A Pew Research Center analysis of government data shows that after more than four decades of serving as the nation's economic majority, the U.S. middle class is now matched in size by those in the economic tiers above and below it.
The official poverty rate last year was close to its pre-Great Recession level, but the share of the U.S. poor in severe poverty increased.
Millennials trail Baby Boomers and Generation Xers in the number of households they head. But Millennial-run households represent the largest group in some key categories, such as the number in poverty or the number headed by a single mother.
Broad economic concerns of rural white Americans aligned with cornerstones of the Trump campaign, and the gender gap played a key role in the 2016 narrative.

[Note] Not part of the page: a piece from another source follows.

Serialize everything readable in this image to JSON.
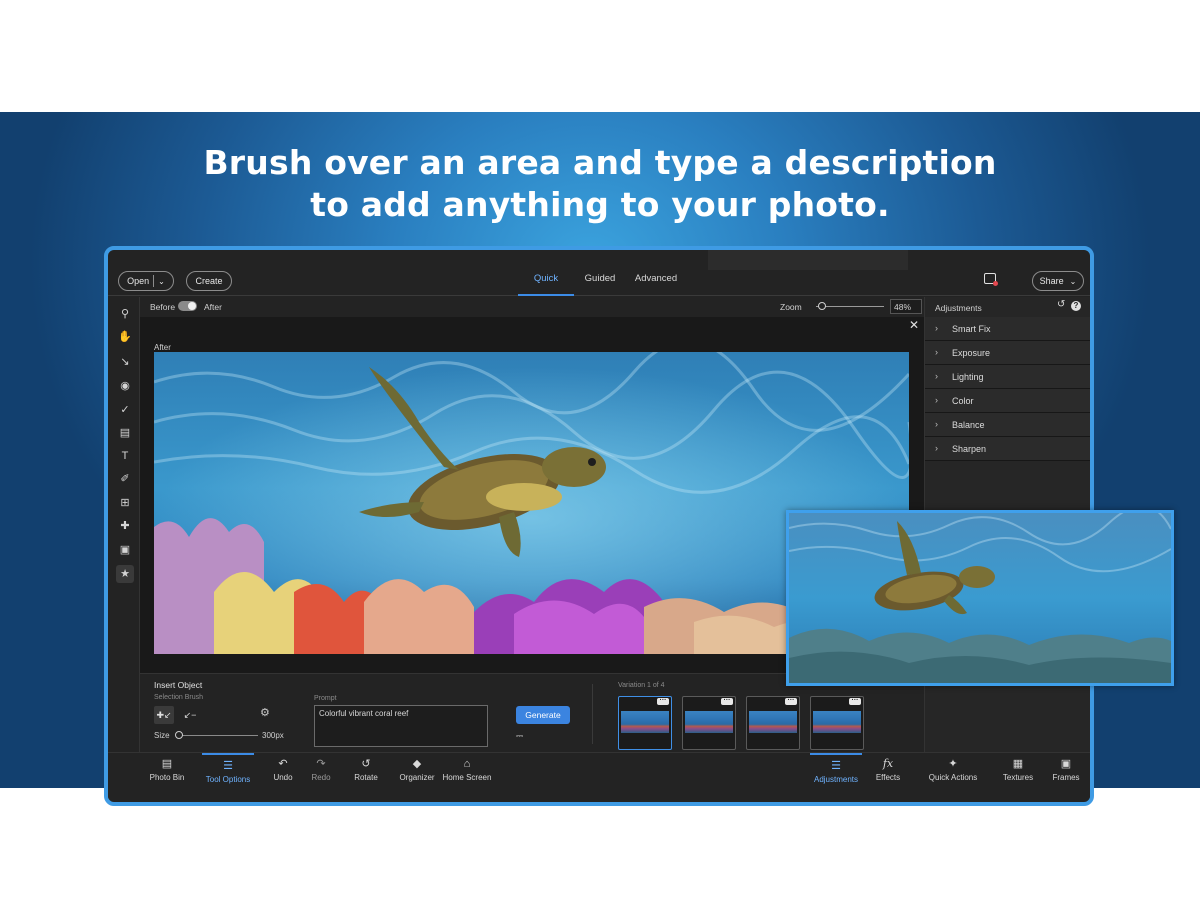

The South continues to be home to many of America’s poor, though to a lesser degree than a half-century ago. In 1960, half (49%) of impoverished Americans lived in the South. By 2010, that share had dropped to 41%.
The share of American children living in poverty has declined slightly since 2010 as the nation’s economy has improved. But the poverty rate has changed little for black children, the group most likely to be living in poverty.
Poverty is an issue that deeply divides the American public when it comes to how much of a role government should play in alleviating the problems of the poor.
On Tuesday the Census Bureau released its annual trove of data on income, poverty and health insurance in 2012. Here were some of the key findings on household income: New data show that median household income has stagnated for the longest period since the government began collecting such data in 1967. In 2012 the median […]
Martin Luther King Jr.’s speech 50 years ago today on Washington D.C.’s National Mall and Memorial Parks has become one of the most famous, and quoted, pieces of oratory in U.S. history (though that wasn’t apparent to everyone at the time). But how well have the aspirations King so memorably expressed been realized? We ran […]
The demographic data shown in this interactive display the varied population sizes and characteristics of the largest Asian origin groups, based on the updated edition of our survey, "The Rise of Asian Americans."